Here are five looming, larger than life challenges that humanity must address to achieve a positive and sustainable future.
Challenge #1 – We Must Get Serious About Human Population Growth
As of the end of 2008, there are 6.7 billion people on Earth; about double the number that were around just 40 years ago. Each additional human person added to the population has its own requirement for food, water, and shelter, not to mention clothing, the latest hot wheels, and a coterie of personal electronic devices. Humans are already exploiting nearly all of the planet’s resource capacity. Though most countries are at, or close to replacement fertility, the human population continues to grow by about 76 million people every year; equivalent to about ten Los Angeles sized communities annually. By 2050, the Earth will add another 2.5 billion people, all of them requiring a piece of the planet’s rapidly dwindling resource pie to survive.
A study released in July, 2007 by the World Bank reported that 35 countries, most of them in sub-Saharan Africa., still have fertility rates above five children per fertile woman. There are a number of reasons for this. Lack of basic education and healthcare is at the top of the list, but probably foremost would be that women in these poorest of poor countries are severely underserved with reproductive health services and access to contraception. In Africa, 97 percent of couples cannot afford the cost of contraception without subsidies.
“Every child should be a wanted child,” says Malcolm Potts, Bixby Professor of Population Studies at the University of California at Berkeley. “That must be the goal. Every woman should have a choice about her fertility. Fewer births translate to less human suffering and less pressure on the environment. We cannot keep growing the human population forever.

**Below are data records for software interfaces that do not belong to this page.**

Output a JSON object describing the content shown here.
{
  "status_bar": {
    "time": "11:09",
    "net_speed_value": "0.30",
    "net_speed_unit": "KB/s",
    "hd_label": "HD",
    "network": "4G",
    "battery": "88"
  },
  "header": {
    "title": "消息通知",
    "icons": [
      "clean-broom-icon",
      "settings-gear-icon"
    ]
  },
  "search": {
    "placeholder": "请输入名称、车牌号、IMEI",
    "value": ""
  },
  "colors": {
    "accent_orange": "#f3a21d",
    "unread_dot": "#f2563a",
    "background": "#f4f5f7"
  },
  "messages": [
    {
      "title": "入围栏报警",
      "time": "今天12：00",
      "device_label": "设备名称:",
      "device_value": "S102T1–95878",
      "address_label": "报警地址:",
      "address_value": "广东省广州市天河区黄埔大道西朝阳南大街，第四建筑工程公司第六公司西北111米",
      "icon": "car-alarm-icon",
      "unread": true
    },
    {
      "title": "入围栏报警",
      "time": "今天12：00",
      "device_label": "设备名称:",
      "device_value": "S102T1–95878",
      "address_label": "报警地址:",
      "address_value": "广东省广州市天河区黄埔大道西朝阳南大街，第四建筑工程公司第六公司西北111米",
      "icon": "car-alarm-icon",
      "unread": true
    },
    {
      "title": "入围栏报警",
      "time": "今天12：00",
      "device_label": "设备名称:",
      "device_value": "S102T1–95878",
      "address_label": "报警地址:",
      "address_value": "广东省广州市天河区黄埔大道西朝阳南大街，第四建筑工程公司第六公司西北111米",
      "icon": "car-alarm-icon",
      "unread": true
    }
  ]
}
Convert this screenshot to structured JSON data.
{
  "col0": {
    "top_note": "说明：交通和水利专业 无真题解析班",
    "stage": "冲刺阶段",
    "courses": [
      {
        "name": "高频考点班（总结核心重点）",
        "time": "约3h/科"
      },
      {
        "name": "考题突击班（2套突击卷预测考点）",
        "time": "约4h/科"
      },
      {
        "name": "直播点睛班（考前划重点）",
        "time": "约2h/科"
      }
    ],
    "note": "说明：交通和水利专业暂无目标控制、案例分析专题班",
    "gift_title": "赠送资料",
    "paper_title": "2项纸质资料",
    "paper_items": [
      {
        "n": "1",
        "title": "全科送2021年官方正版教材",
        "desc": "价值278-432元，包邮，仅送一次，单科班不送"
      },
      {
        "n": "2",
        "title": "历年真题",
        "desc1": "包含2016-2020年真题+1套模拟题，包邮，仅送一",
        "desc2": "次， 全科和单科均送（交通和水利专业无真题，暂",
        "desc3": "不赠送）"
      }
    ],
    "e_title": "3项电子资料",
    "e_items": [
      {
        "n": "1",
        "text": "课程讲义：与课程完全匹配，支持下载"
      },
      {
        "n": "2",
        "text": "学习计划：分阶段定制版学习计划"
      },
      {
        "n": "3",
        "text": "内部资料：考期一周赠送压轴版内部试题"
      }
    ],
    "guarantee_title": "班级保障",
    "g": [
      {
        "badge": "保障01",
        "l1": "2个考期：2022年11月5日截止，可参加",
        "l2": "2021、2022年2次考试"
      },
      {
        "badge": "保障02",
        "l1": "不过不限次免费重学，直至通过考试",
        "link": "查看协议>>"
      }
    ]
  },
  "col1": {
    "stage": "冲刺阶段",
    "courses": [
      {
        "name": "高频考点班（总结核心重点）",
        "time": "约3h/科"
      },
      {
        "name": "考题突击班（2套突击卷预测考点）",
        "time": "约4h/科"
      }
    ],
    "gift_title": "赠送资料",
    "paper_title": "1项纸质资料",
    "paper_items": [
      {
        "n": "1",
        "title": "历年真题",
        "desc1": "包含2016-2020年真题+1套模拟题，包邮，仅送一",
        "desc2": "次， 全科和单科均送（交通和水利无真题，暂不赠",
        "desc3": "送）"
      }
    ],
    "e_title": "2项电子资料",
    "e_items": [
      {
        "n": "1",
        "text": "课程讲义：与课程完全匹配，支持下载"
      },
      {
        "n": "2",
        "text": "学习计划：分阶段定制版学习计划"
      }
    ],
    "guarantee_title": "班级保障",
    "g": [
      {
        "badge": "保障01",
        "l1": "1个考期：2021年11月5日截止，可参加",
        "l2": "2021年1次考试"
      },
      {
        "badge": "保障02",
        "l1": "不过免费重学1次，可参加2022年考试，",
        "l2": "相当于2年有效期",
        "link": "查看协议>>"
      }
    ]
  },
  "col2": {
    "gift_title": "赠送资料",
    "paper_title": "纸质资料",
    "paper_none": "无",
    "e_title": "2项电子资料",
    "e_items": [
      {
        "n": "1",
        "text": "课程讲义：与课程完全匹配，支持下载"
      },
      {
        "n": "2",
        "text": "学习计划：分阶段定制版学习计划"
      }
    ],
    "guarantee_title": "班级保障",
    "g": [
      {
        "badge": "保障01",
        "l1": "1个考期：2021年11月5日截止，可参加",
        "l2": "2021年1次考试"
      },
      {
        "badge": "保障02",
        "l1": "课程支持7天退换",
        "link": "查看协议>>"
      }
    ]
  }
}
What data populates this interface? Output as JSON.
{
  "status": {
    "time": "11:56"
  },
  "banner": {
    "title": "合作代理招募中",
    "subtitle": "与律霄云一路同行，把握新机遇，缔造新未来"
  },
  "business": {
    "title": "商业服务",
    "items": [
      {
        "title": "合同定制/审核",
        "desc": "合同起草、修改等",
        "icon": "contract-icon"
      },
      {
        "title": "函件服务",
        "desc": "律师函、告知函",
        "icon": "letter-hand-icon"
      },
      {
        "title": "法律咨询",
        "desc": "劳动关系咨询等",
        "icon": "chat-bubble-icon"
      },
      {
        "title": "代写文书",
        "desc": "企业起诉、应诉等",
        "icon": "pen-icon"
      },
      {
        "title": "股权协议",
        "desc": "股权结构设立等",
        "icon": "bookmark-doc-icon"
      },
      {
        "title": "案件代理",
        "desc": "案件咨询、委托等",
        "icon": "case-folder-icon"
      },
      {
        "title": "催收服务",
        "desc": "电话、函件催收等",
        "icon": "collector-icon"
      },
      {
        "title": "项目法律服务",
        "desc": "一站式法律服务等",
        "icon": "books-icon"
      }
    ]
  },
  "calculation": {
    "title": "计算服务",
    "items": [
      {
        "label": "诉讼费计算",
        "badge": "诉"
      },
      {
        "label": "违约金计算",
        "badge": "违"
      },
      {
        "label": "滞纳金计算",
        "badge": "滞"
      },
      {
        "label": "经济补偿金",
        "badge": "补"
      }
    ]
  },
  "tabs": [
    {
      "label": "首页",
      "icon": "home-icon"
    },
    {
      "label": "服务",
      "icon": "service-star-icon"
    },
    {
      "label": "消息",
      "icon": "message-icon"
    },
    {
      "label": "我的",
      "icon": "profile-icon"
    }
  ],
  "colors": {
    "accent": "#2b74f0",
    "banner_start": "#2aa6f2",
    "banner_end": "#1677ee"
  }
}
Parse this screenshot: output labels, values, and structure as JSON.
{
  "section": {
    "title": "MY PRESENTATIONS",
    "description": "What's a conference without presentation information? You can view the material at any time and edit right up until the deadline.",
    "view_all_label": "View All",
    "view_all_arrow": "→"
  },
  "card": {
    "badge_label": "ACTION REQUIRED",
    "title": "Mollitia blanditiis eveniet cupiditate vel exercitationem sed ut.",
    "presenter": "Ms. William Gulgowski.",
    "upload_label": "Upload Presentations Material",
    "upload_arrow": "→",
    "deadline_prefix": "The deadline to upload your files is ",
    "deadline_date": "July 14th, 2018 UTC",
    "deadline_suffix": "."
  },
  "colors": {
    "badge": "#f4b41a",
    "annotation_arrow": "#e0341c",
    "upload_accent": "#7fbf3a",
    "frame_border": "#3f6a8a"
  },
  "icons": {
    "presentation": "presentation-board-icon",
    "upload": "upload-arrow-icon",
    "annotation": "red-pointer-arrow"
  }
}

The sooner we stop expanding our numbers, the better off we all will be.”
In 2005, at a United Nations Summit in New York, a commitment was made by world leaders to “achieve universal access to reproductive health care by 2015.” Unfortunately, thus far, that commitment has not been kept. The developed nations have provided only ten percent of the total dollars pledged at the 2005 Summit. This must change. The U.S. government especially has abdicated its responsibility. There are favorable signs indicating President-elect Obama will address this situation early on. The U.S must re-establish itself as a leader by restoring funds long withheld by the Bush administration to the UNFPA and other organizations tasked with providing reproductive health care and access to reliable contraception to those places with the greatest need.
As a society and as individuals, we must embrace universal access to reproductive health care and contraception. The first step is to acknowledge the obvious connection between the massive size of the human population and its devastating impact on our planet’s living systems. Many people are uncomfortable talking about fertility issues. Others, who know better, have been cowed by intimidation from a vocal minority of religious extremists, who have demonized, not just abortion, but also the very idea of reproductive choice.
It is time to get real about population growth. The need is urgent. The solution is not complicated. Every citizen of every country on Earth can and must have access to reproductive choice. The world’s leaders must find the courage to address this issue without flinching. They have already committed to making it happen by 2015. They must not be allowed to backside. Humanity has no chance of achieving a sustainable future until there is firm resolve on this issue.
Challenge #2 – We Must Live Within the Planet’s Ability to Provide